Dataset records
--------------------------------

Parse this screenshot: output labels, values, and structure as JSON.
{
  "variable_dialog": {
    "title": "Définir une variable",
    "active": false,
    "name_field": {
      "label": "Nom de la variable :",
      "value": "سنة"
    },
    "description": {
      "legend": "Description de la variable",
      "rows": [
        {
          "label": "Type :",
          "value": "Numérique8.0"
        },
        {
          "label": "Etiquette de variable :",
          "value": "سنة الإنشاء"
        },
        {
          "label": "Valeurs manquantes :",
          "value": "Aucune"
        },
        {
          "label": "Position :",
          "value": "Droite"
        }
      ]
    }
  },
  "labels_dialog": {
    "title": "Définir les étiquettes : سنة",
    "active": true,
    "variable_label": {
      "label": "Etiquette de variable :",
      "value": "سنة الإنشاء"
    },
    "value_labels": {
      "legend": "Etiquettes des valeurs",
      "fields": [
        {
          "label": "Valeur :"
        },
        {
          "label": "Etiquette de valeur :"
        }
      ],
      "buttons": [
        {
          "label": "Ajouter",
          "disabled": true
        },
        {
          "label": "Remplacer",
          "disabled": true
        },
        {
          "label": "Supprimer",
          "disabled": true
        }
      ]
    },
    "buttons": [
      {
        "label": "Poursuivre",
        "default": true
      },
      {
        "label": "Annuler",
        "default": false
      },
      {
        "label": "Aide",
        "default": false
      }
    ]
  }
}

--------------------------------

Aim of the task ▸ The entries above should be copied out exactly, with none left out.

Result for this task ▸
Parse this screenshot: output labels, values, and structure as JSON.
{
  "variable_dialog": {
    "title": "Définir une variable",
    "active": false,
    "name_field": {
      "label": "Nom de la variable :",
      "value": "سنة"
    },
    "description": {
      "legend": "Description de la variable",
      "rows": [
        {
          "label": "Type :",
          "value": "Numérique8.0"
        },
        {
          "label": "Etiquette de variable :",
          "value": "سنة الإنشاء"
        },
        {
          "label": "Valeurs manquantes :",
          "value": "Aucune"
        },
        {
          "label": "Position :",
          "value": "Droite"
        }
      ]
    }
  },
  "labels_dialog": {
    "title": "Définir les étiquettes : سنة",
    "active": true,
    "variable_label": {
      "label": "Etiquette de variable :",
      "value": "سنة الإنشاء"
    },
    "value_labels": {
      "legend": "Etiquettes des valeurs",
      "fields": [
        {
          "label": "Valeur :"
        },
        {
          "label": "Etiquette de valeur :"
        }
      ],
      "buttons": [
        {
          "label": "Ajouter",
          "disabled": true
        },
        {
          "label": "Remplacer",
          "disabled": true
        },
        {
          "label": "Supprimer",
          "disabled": true
        }
      ]
    },
    "buttons": [
      {
        "label": "Poursuivre",
        "default": true
      },
      {
        "label": "Annuler",
        "default": false
      },
      {
        "label": "Aide",
        "default": false
      }
    ]
  }
}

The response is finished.